Man stands trial for rape in Australian Parliament House

CANBERRA, Australia (AP) — A judge reminded potential jurors of the importance of impartiality Tuesday at the rape trial of a former Australian government staffer.

Chief Justice Lucy McCallum described the case being heard in the Australian capital, Canberra, as a “cause celebre” due to its high profile.

Bruce Lehrmann is charged with raping fellow staffer Brittany Higgins in the then-Defense Industry Minister Linda Reynolds’ office in Parliament House in March 2019.

“It is a fundamental requirement that a person accused of a serious criminal offence be tried by an impartial jury,” McCallum told potential jurors.

“I’m asking you to consider your own state of mind (with) the issues that will arise in this case and honestly consider if you can be impartial ... and give a true verdict according to the evidence,” she added.
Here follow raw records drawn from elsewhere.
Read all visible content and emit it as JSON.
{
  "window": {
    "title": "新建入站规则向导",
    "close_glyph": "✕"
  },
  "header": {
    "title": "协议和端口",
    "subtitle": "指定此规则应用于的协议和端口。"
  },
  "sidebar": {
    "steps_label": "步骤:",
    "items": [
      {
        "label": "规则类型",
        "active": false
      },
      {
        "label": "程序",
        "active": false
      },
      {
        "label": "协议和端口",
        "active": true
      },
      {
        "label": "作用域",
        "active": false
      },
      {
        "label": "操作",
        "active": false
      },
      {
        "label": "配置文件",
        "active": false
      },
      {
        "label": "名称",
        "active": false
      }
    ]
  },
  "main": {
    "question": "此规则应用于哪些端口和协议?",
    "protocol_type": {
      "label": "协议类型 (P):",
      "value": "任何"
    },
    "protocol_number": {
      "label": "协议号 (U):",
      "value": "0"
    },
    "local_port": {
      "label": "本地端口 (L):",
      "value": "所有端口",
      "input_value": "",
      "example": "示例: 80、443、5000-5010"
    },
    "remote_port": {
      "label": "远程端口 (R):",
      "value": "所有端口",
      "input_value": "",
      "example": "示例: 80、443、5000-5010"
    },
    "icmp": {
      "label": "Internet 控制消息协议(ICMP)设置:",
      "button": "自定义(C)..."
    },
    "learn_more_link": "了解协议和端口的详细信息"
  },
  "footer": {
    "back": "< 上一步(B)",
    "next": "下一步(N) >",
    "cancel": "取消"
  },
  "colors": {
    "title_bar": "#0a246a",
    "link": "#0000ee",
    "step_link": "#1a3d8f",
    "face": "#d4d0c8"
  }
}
A panel of 16 jurors including four reserves were selected for a trial that is expected to run for between four and six weeks.

Higgins’ allegation and complaints of a lack of support from within the former conservative government ranks provoked nationwide protests about the treatment of women in politics and prompted former Prime Minister Scott Morrison to offer an apology.

Reynolds has been named as a witness in the trial, along with former ministers Michaelia Cash and Steven Ciobo.

Lehrmann has pleaded not guilty to sexual intercourse without consent and faces a potential maximum sentence of 12 years in prison if convicted.

The Associated Press does not usually identify alleged victims of sexual assault, but Higgins has chosen to identify herself in the media.

Morrison's government lost power at May elections after nine years in office.

The Associated Press